*Web page and app entries*:
--------------------
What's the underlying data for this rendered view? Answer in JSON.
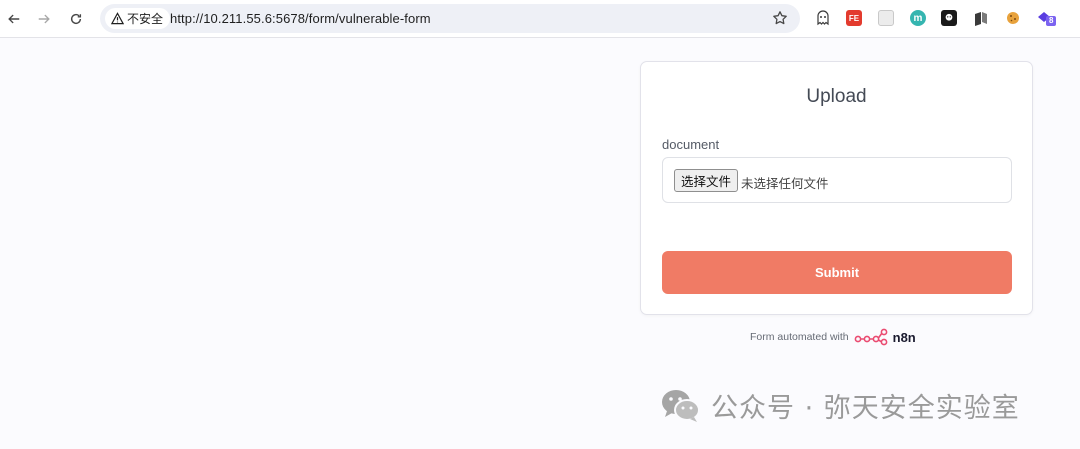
{
  "browser": {
    "security_label": "不安全",
    "url": "http://10.211.55.6:5678/form/vulnerable-form",
    "extensions": [
      {
        "icon": "ghost-extension-icon",
        "color": "#3a3a3a"
      },
      {
        "icon": "fe-extension-icon",
        "color": "#e33b2e",
        "text": "FE"
      },
      {
        "icon": "gray-box-extension-icon",
        "color": "#c9c9c9"
      },
      {
        "icon": "m-extension-icon",
        "color": "#35b5b0",
        "text": "m"
      },
      {
        "icon": "face-extension-icon",
        "color": "#1a1a1a"
      },
      {
        "icon": "book-extension-icon",
        "color": "#4a4a4a"
      },
      {
        "icon": "cookie-extension-icon",
        "color": "#e8a23c"
      },
      {
        "icon": "shield-extension-icon",
        "color": "#5a3ee0",
        "badge": "8"
      }
    ]
  },
  "form": {
    "title": "Upload",
    "field_label": "document",
    "file_button": "选择文件",
    "file_status": "未选择任何文件",
    "submit_label": "Submit"
  },
  "footer": {
    "text": "Form automated with",
    "brand": "n8n"
  },
  "watermark": {
    "text": "公众号 · 弥天安全实验室"
  },
  "colors": {
    "submit": "#f07b65",
    "n8n_brand": "#ea4b71"
  }
}
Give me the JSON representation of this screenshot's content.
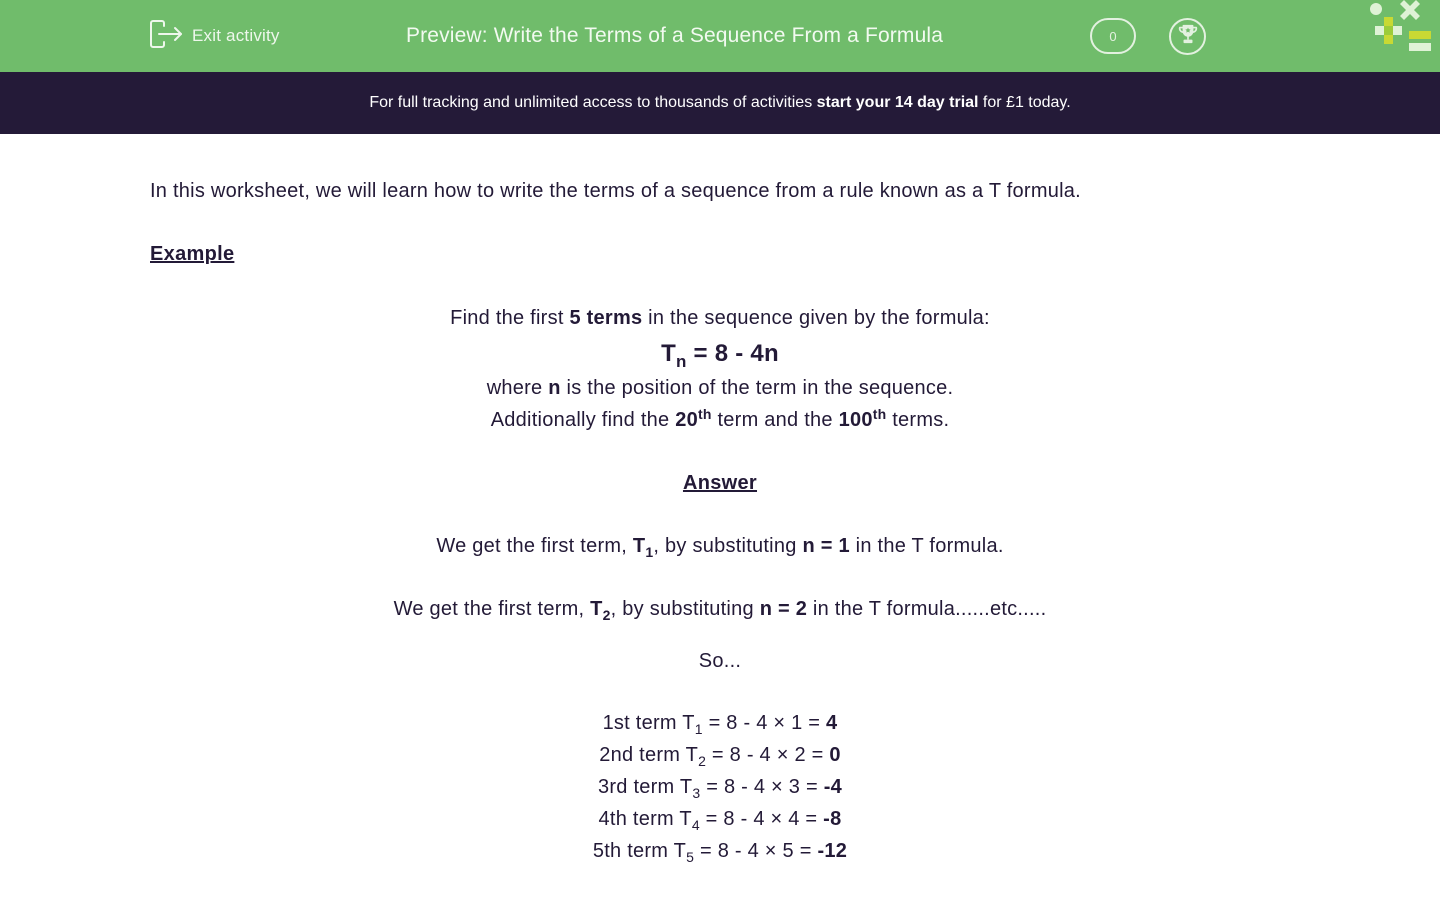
{
  "header": {
    "exit_label": "Exit activity",
    "title": "Preview: Write the Terms of a Sequence From a Formula",
    "score": "0",
    "icons": [
      "exit-icon",
      "trophy-icon",
      "logo-icon"
    ],
    "colors": {
      "topbar": "#70bc6b",
      "banner": "#241a38",
      "text": "#231a37"
    }
  },
  "banner": {
    "pre": "For full tracking and unlimited access to thousands of activities ",
    "cta": "start your 14 day trial",
    "post": " for £1 today."
  },
  "intro": "In this worksheet, we will learn how to write the terms of a sequence from a rule known as a T formula.",
  "example": {
    "heading": "Example",
    "q1_pre": "Find the first ",
    "q1_bold": "5 terms",
    "q1_post": " in the sequence given by the formula:",
    "formula_T": "T",
    "formula_sub": "n",
    "formula_rest": " = 8 - 4n",
    "q2_pre": "where ",
    "q2_bold": "n",
    "q2_post": " is the position of the term in the sequence.",
    "q3_pre": "Additionally find the ",
    "q3_b1": "20",
    "q3_s1": "th",
    "q3_mid": " term and the ",
    "q3_b2": "100",
    "q3_s2": "th",
    "q3_post": " terms."
  },
  "answer": {
    "heading": "Answer",
    "line1": {
      "pre": "We get the first term, ",
      "T": "T",
      "sub": "1",
      "mid": ", by substituting ",
      "bold": "n = 1",
      "post": " in the T formula."
    },
    "line2": {
      "pre": "We get the first term, ",
      "T": "T",
      "sub": "2",
      "mid": ", by substituting ",
      "bold": "n = 2",
      "post": " in the T formula......etc....."
    },
    "so": "So...",
    "terms": [
      {
        "label": "1st term T",
        "sub": "1",
        "expr": " = 8 - 4 × 1 = ",
        "result": "4"
      },
      {
        "label": "2nd term T",
        "sub": "2",
        "expr": " = 8 - 4 × 2 = ",
        "result": "0"
      },
      {
        "label": "3rd term T",
        "sub": "3",
        "expr": " = 8 - 4 × 3 = ",
        "result": "-4"
      },
      {
        "label": "4th term T",
        "sub": "4",
        "expr": " = 8 - 4 × 4 = ",
        "result": "-8"
      },
      {
        "label": "5th term T",
        "sub": "5",
        "expr": " = 8 - 4 × 5 = ",
        "result": "-12"
      }
    ]
  }
}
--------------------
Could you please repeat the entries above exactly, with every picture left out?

What's the underlying data for this rendered view? Answer in JSON.
{
  "browser": {
    "security_label": "不安全",
    "url": "http://10.211.55.6:5678/form/vulnerable-form",
    "extensions": [
      {
        "icon": "ghost-extension-icon",
        "color": "#3a3a3a"
      },
      {
        "icon": "fe-extension-icon",
        "color": "#e33b2e",
        "text": "FE"
      },
      {
        "icon": "gray-box-extension-icon",
        "color": "#c9c9c9"
      },
      {
        "icon": "m-extension-icon",
        "color": "#35b5b0",
        "text": "m"
      },
      {
        "icon": "face-extension-icon",
        "color": "#1a1a1a"
      },
      {
        "icon": "book-extension-icon",
        "color": "#4a4a4a"
      },
      {
        "icon": "cookie-extension-icon",
        "color": "#e8a23c"
      },
      {
        "icon": "shield-extension-icon",
        "color": "#5a3ee0",
        "badge": "8"
      }
    ]
  },
  "form": {
    "title": "Upload",
    "field_label": "document",
    "file_button": "选择文件",
    "file_status": "未选择任何文件",
    "submit_label": "Submit"
  },
  "footer": {
    "text": "Form automated with",
    "brand": "n8n"
  },
  "watermark": {
    "text": "公众号 · 弥天安全实验室"
  },
  "colors": {
    "submit": "#f07b65",
    "n8n_brand": "#ea4b71"
  }
}
Give me the JSON representation of this screenshot's content.
{
  "header": {
    "exit_label": "Exit activity",
    "title": "Preview: Write the Terms of a Sequence From a Formula",
    "score": "0",
    "icons": [
      "exit-icon",
      "trophy-icon",
      "logo-icon"
    ],
    "colors": {
      "topbar": "#70bc6b",
      "banner": "#241a38",
      "text": "#231a37"
    }
  },
  "banner": {
    "pre": "For full tracking and unlimited access to thousands of activities ",
    "cta": "start your 14 day trial",
    "post": " for £1 today."
  },
  "intro": "In this worksheet, we will learn how to write the terms of a sequence from a rule known as a T formula.",
  "example": {
    "heading": "Example",
    "q1_pre": "Find the first ",
    "q1_bold": "5 terms",
    "q1_post": " in the sequence given by the formula:",
    "formula_T": "T",
    "formula_sub": "n",
    "formula_rest": " = 8 - 4n",
    "q2_pre": "where ",
    "q2_bold": "n",
    "q2_post": " is the position of the term in the sequence.",
    "q3_pre": "Additionally find the ",
    "q3_b1": "20",
    "q3_s1": "th",
    "q3_mid": " term and the ",
    "q3_b2": "100",
    "q3_s2": "th",
    "q3_post": " terms."
  },
  "answer": {
    "heading": "Answer",
    "line1": {
      "pre": "We get the first term, ",
      "T": "T",
      "sub": "1",
      "mid": ", by substituting ",
      "bold": "n = 1",
      "post": " in the T formula."
    },
    "line2": {
      "pre": "We get the first term, ",
      "T": "T",
      "sub": "2",
      "mid": ", by substituting ",
      "bold": "n = 2",
      "post": " in the T formula......etc....."
    },
    "so": "So...",
    "terms": [
      {
        "label": "1st term T",
        "sub": "1",
        "expr": " = 8 - 4 × 1 = ",
        "result": "4"
      },
      {
        "label": "2nd term T",
        "sub": "2",
        "expr": " = 8 - 4 × 2 = ",
        "result": "0"
      },
      {
        "label": "3rd term T",
        "sub": "3",
        "expr": " = 8 - 4 × 3 = ",
        "result": "-4"
      },
      {
        "label": "4th term T",
        "sub": "4",
        "expr": " = 8 - 4 × 4 = ",
        "result": "-8"
      },
      {
        "label": "5th term T",
        "sub": "5",
        "expr": " = 8 - 4 × 5 = ",
        "result": "-12"
      }
    ]
  }
}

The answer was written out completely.